WADHAMS - More and more North Country families are taking advantage of a program that gives them access to fresh produce and supports local farms.
As the demand for local food grows, an increasing number of local farms are offering their goods as a CSA.
"For the farmer, a CSA is a great way to sell their product," said Anita Deming, executive director of Cornell Cooperative Extension of Essex County.
CSA, short for Community Supported Agriculture, is a system of farming and food distribution where producers and consumers share the risk of production.
In most CSA models, members agree to buy "shares" at a certain up-front cost in the early spring. In exchange, they receive weekly portions of fresh produce during the growing season.
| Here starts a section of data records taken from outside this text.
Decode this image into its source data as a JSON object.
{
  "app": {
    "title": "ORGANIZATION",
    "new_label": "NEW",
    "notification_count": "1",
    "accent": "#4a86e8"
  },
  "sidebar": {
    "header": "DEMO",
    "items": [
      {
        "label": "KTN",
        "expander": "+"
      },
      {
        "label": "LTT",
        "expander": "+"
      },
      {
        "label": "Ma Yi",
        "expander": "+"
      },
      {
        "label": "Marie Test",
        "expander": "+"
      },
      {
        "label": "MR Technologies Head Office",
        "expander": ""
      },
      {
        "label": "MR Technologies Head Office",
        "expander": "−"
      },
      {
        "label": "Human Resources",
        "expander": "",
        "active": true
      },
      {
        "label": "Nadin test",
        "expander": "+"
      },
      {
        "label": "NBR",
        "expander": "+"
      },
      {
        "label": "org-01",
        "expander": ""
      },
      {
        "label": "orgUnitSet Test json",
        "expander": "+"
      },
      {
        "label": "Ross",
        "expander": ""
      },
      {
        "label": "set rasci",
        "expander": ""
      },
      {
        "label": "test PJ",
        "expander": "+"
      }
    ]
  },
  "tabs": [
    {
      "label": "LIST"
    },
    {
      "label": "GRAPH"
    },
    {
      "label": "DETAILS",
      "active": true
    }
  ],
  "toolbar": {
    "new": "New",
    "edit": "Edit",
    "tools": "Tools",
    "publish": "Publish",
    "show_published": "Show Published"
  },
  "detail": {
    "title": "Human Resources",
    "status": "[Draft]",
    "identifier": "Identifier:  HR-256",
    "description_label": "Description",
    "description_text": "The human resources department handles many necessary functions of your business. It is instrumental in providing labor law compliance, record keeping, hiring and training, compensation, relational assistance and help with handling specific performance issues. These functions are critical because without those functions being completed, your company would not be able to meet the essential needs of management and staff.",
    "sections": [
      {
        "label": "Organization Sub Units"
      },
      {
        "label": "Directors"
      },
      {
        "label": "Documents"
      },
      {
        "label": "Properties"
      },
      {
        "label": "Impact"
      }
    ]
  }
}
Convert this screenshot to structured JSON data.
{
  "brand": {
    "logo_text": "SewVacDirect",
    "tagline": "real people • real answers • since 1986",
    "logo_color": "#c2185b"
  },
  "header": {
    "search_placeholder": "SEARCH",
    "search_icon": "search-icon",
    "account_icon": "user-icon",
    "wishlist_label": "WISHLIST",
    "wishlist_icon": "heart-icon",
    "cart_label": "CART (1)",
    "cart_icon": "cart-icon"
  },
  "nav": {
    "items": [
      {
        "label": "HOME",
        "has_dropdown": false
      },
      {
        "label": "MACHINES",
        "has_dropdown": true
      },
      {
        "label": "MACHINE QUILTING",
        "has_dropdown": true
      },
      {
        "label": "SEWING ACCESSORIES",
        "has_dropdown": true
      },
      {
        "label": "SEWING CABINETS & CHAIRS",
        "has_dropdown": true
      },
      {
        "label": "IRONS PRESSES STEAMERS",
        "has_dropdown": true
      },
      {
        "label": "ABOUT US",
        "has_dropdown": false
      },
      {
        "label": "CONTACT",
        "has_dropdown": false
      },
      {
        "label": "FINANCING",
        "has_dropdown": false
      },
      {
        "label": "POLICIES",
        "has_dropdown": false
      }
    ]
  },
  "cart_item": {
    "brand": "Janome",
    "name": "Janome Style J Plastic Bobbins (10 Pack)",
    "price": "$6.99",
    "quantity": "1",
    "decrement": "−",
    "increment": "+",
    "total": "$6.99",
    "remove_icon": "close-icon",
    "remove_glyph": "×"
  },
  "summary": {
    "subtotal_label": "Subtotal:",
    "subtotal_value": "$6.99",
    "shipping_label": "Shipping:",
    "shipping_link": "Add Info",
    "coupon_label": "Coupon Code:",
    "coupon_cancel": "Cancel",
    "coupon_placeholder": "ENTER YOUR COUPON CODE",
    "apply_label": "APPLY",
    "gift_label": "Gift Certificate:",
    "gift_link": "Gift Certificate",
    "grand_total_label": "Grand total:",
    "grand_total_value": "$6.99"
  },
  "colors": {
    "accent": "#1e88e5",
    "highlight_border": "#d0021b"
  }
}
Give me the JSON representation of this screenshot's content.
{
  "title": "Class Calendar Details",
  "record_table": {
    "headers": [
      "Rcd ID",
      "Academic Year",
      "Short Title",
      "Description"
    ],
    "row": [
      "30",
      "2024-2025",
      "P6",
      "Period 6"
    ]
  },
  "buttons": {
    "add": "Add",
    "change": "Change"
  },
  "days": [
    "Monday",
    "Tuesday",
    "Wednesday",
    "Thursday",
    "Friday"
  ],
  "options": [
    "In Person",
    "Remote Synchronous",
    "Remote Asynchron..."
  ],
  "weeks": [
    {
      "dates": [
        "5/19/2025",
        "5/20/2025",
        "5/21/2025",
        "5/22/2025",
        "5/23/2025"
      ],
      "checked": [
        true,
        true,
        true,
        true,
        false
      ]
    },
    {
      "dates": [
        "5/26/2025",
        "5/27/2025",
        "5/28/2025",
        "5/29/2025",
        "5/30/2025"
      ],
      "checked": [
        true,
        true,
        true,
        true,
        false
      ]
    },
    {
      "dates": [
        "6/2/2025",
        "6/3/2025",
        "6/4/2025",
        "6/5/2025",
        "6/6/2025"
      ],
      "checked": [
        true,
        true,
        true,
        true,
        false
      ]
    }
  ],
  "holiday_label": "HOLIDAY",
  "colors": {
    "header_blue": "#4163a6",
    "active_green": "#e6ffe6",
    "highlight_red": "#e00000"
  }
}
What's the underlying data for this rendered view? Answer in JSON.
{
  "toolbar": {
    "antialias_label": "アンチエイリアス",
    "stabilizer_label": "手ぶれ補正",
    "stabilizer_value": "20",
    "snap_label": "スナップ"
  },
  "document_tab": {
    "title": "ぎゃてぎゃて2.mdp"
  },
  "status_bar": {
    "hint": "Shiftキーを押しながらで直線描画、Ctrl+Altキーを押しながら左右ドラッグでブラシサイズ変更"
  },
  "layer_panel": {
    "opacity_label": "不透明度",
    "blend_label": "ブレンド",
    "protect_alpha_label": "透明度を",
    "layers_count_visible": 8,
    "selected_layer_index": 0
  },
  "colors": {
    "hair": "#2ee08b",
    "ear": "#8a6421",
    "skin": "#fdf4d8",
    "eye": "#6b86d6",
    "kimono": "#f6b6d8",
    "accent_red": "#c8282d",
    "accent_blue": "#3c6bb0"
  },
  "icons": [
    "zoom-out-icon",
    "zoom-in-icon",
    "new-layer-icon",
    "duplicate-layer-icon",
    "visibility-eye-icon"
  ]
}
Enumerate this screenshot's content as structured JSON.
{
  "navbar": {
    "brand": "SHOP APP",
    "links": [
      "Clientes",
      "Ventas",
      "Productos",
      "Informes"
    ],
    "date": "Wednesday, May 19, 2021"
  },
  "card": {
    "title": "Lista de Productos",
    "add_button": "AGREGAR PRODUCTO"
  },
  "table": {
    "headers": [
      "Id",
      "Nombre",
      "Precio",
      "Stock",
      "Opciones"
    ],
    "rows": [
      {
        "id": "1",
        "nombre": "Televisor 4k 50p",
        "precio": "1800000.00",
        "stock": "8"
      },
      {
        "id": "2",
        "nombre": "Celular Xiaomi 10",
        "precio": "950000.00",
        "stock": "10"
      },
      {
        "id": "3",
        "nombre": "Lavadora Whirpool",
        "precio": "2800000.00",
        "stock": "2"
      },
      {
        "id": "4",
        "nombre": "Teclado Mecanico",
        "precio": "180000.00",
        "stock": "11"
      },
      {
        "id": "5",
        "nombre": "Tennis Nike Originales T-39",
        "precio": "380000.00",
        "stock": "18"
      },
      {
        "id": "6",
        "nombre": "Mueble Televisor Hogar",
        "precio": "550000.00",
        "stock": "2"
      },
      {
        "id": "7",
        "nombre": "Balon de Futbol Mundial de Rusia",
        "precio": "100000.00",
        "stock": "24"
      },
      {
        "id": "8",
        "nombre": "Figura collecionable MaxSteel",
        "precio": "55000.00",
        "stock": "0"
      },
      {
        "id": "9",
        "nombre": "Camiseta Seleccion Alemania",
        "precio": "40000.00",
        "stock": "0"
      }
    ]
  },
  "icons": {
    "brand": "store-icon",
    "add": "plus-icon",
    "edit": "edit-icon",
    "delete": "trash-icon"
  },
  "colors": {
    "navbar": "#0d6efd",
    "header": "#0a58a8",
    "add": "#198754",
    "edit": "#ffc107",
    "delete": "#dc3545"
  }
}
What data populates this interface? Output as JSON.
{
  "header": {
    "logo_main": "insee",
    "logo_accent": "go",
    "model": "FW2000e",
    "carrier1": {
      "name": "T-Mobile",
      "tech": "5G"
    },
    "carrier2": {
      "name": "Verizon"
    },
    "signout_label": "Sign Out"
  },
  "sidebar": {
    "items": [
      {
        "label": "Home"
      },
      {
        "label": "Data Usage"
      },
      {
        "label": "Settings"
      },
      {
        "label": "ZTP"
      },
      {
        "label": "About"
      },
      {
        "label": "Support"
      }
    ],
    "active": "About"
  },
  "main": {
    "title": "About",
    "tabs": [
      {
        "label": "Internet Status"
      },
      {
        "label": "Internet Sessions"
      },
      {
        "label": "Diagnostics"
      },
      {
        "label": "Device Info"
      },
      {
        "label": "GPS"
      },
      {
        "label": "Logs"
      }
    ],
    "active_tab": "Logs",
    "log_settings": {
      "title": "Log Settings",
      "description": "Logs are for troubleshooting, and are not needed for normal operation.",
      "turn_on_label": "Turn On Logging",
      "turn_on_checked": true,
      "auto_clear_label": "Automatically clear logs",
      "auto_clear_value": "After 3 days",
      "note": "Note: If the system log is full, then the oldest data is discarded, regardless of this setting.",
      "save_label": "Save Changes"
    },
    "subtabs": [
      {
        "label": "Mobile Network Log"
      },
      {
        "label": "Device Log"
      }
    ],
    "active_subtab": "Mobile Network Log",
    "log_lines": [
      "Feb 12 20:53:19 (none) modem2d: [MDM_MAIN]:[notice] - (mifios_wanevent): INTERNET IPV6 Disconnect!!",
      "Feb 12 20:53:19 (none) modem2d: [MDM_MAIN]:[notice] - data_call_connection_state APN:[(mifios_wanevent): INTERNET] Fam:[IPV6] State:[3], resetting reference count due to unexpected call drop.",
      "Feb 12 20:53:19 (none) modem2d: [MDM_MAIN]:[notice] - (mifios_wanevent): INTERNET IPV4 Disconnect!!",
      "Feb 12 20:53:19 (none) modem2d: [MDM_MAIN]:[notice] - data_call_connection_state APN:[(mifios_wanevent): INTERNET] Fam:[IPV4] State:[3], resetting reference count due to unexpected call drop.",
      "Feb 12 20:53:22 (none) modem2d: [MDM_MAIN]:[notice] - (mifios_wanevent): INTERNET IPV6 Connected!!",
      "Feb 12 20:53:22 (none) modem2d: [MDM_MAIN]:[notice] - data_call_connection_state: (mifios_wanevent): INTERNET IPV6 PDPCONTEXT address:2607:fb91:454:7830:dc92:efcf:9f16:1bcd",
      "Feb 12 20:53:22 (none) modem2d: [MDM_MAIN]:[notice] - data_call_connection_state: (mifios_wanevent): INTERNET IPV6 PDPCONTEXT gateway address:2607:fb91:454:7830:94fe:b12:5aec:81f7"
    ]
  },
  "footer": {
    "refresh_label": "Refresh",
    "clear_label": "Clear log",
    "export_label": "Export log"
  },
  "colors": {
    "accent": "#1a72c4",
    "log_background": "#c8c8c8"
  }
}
The size of the portions and variety of produce is based on what the farmer is able to grow.
"The buyer gets a good deal," said Deming, noting how the food ends up being less expensive than it would be at a farmer's market.
"Rather than being raised for shipping, it's raised for flavor," Deming added. "You can also make input to the farmer about what you want them to grow."
Adam Hainer owns and operates Juniper Hill Farm in Wadhams, one of several farms in the area that have switched to CSA as their main form of operation.
Hainer said receiving payment in early spring - normally the time he purchases seed - saves him from having to seek annual production loans like many other farmers.
More importantly, Hainer can grow his crops with the advance knowledge that someone wants to consume them.
"It's nice to look at growing things if people really care about the end result," he said.
Hainer grows 30 varieties of organic vegetables and fruits on Juniper Hill's 10 acres, tailoring production to the demands of CSA members.
This year was Juniper Hill's third year in production and second year as a CSA. Their CSA membership started with 15 and has since doubled, allowing for expanded production.
"I think it's becoming more and more common in our country as a whole," said Hainer, noting increased desire by many people to have a better connection to the places their food originates.
While some CSAs make weekly deliveries to their members, Hainer encourages people to come pick up their weekly share at Juniper Hill.
"I know some people may look at it as an inconvenience to come out to the farm every Friday, but then they get a better connection to where their food comes from," he said. "They see the day we plant them and they see the day we're picking them."
Hainer admits his CSA members may pay an average of 20 to 30 percent more for their produce than they would at a grocery store, but said there's just no comparison when it comes to quality and taste.
"I personally don't think $23 a week for a CSA is too much when plenty of people spend that much on bottled water," he said. "I can understand if you don't want fresh vegetables, but don't tell me it's because it's too expensive."
"We're in this to feed people, not to get rich," Hainer added. "If people come to talk to us about what they need to be a part of it and what they can afford, we can try to work with them."
CSAs in the Adirondacks are also becoming more viable due to the implementation of some new technology.
The U.S. Department of Agriculture has begun to offer grants and low-interest loans to farmers to help buy high tunnels, a kind of low-cost, unheated greenhouse that allows farmers to extend the growing season of several different crops and keep them better protected from insects, disease, and damaging weather.
At Juniper Hill Farm, Hainer has put an innovative twist on his high tunnels, mounting them on tracks so they can be easily moved to cover rotating crops.
"They're worth every penny," Hainer said, noting how it's his goal to eventually provide produce to his CSA members year-round.
Local farms have also been getting a boost from Adirondack Harvest, a CCE-sponsored program that helps farmers market their goods. The program also offers training to farmers so they can do their own marketing with brochures and other promotional materials.
"The one thing we try to do is be the Web presence for these farmers," said Deming.
At www.adirondackharvest.com, visitors can find a directory of direct-market farms, farmers' markets, and even restaurants that buy local produce. The site also has references to CSAs around the region.
To find a CSA near you, contact Adirondack Harvest by calling 962-4810.